Based on the concept of testimony defined by Giorgio Agamben in Quel che resta di Auschwitz: l’archivio e il testimone (2008), this paper proposes the analysis of three narratives which seek to reconstruct the memory and the past from a temporal distance that allows to reelaborate and expose the scars of what happened, besides showing and representing various aspects of the politics of transitional justice, memory and truth (or the absence of all this) in the Brazilian context with references to the Argentinian context as well. This paper proposes to analyze the novel Nem tudo é silêncio (2010), by Sonia Regina Bischain, a São Paulos’s periphery writer; Mar azul (2012), by Paloma Vidal, that tells a story about two exiles, father and daughter in different times, escaping from the Argentine and the Brazilian dictatorships. And finally, Volto semana que vem (2015), by Maria Pilla, a survivor from the two dictatorships (Argentine and Brazilian) that elaborates in fiction 20 years later her experience. Based on these narratives, this work aim to approach Agamben’s wish that after the extermination camps, ethics and testimony should make some words forgotten and others understood/read differently. The process of memory elaboration differs in many ways in the two countries. First of all, Argentina has prosecuted its criminals for state terrorism, while Brazil continues to maintain an unrestricted “amnesty” for tortures and murderers. In the Hispanic-American country, public testimonies and proceedings were held and a collective sharing of the crimes of the dictatorial regime was possible. In Brazil, official memory policies in the post-dictatorship period cloistered scars at private levels and at most turned state crimes and horror into a family problem. The discussion has not been and is not yet public and collective. In literature, these questions are also exposed in different ways. While Argentines consider testimonial literature as an established and prolific literature genre, even tracing different phases with the current production of “Hijos”, for example, bringing irony and humor as new aesthetic elements for the memorial debate. In Brazil, although the current phase also differs from the first stage of denunciation, there is a division in production: narratives that still seek to demonstrate the still open wounds (especially due to the lack of Justice) and on the other hand, an attempt to pacify this past or a melancholy framing of the military dictatorship in an outdated chapter of the country’s history.

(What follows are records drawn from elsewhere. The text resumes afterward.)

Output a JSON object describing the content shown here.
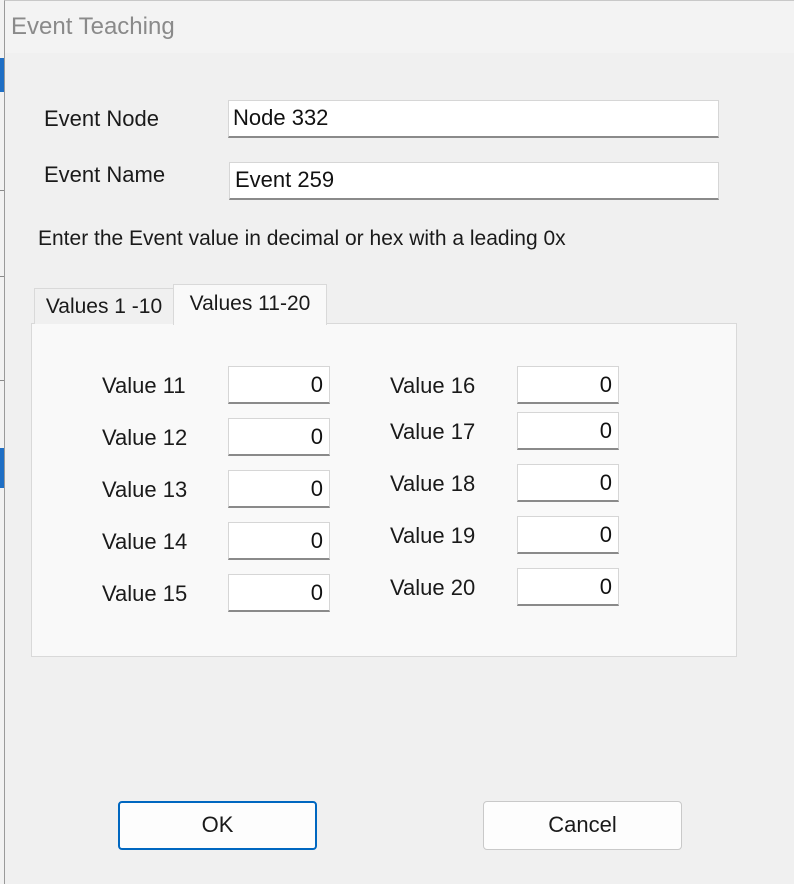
{
  "window": {
    "title": "Event Teaching"
  },
  "event_node": {
    "label": "Event Node",
    "value": "Node 332"
  },
  "event_name": {
    "label": "Event Name",
    "value": "Event 259"
  },
  "instruction": "Enter the Event value in decimal or hex with a leading 0x",
  "tabs": [
    {
      "label": "Values 1 -10",
      "active": false
    },
    {
      "label": "Values 11-20",
      "active": true
    }
  ],
  "values_left": [
    {
      "label": "Value 11",
      "value": "0"
    },
    {
      "label": "Value 12",
      "value": "0"
    },
    {
      "label": "Value 13",
      "value": "0"
    },
    {
      "label": "Value 14",
      "value": "0"
    },
    {
      "label": "Value 15",
      "value": "0"
    }
  ],
  "values_right": [
    {
      "label": "Value 16",
      "value": "0"
    },
    {
      "label": "Value 17",
      "value": "0"
    },
    {
      "label": "Value 18",
      "value": "0"
    },
    {
      "label": "Value 19",
      "value": "0"
    },
    {
      "label": "Value 20",
      "value": "0"
    }
  ],
  "buttons": {
    "ok": "OK",
    "cancel": "Cancel"
  },
  "colors": {
    "default_button_border": "#0067c0",
    "background_app_accent": "#1f6fc5"
  }
}
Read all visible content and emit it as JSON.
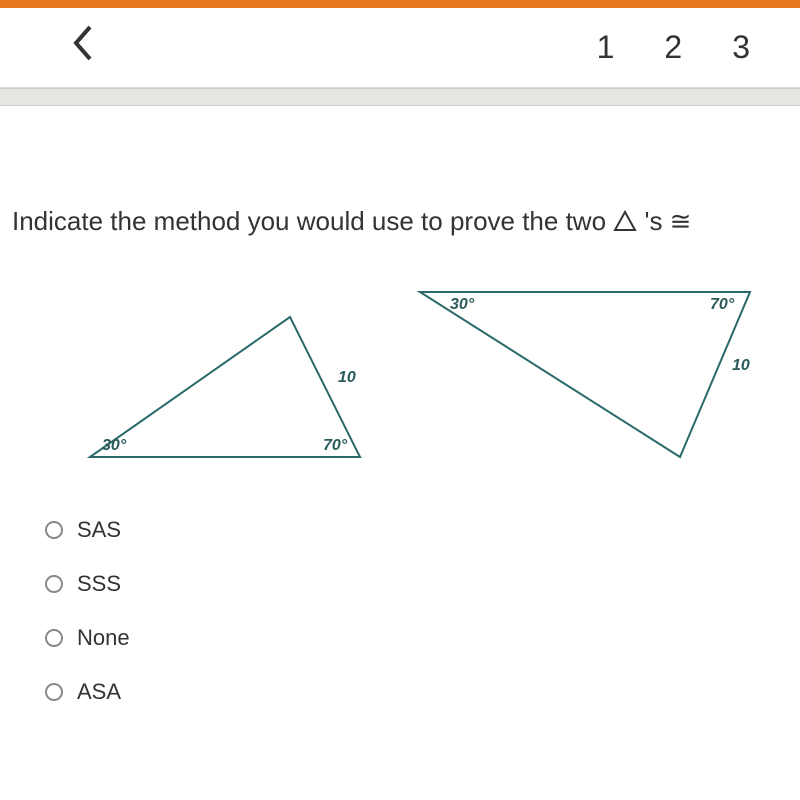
{
  "header": {
    "nav_numbers": [
      "1",
      "2",
      "3"
    ]
  },
  "question": {
    "text_before": "Indicate the method you would use to prove the two ",
    "text_after": " 's ≅"
  },
  "triangles": {
    "tri1": {
      "angle_left": "30°",
      "angle_right": "70°",
      "side": "10"
    },
    "tri2": {
      "angle_left": "30°",
      "angle_right": "70°",
      "side": "10"
    }
  },
  "options": [
    {
      "label": "SAS"
    },
    {
      "label": "SSS"
    },
    {
      "label": "None"
    },
    {
      "label": "ASA"
    }
  ]
}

Caterina Preda (Faculty of Political Science, University of Bucharest), The artistic memorialization of dictatorships: a transregional approach
Thirty years after the fall of communism and after the end of the military regimes in South America (in the 1980s), contemporary artists, theater and film directors are still interested in the ways in which the dictatorships in their countries shaped their societies. Artists investigate the past through the use of the archives of the secret police forces in their countries, or they employ regional archives (Voluspa Jarpa) that help shape a transregional approach to the study of the memory of the dictatorships. They moreover use their bodies to recall those, which are still considered disappeared by the dictatorships such as in Uruguay (Clemente Padin), or Chile (#quererNOver). Artists enter a conversation with the relicts of the past, engaging with the material memory of the dictatorships as in the case of the socialist monuments which are still in place (Alexandra Pirici) or which have been relocated. In this presentation I want to discuss the different ways in which contemporary artists bring to the fore the memory of dictatorship and the ways in which they help document, interrogate and draw a new possible future from the relicts of the unresolved past. From a theoretical point of view this investigation is situated at the meeting of Art in Transitional Justice studies and Cultural memory studies that take into account artistic forms of memorialization after traumatic experiences introducing thus in the theoretical discussion the case of contemporary visual arts which is not a privileged topic of research for neither.
17.00 closing of the workshop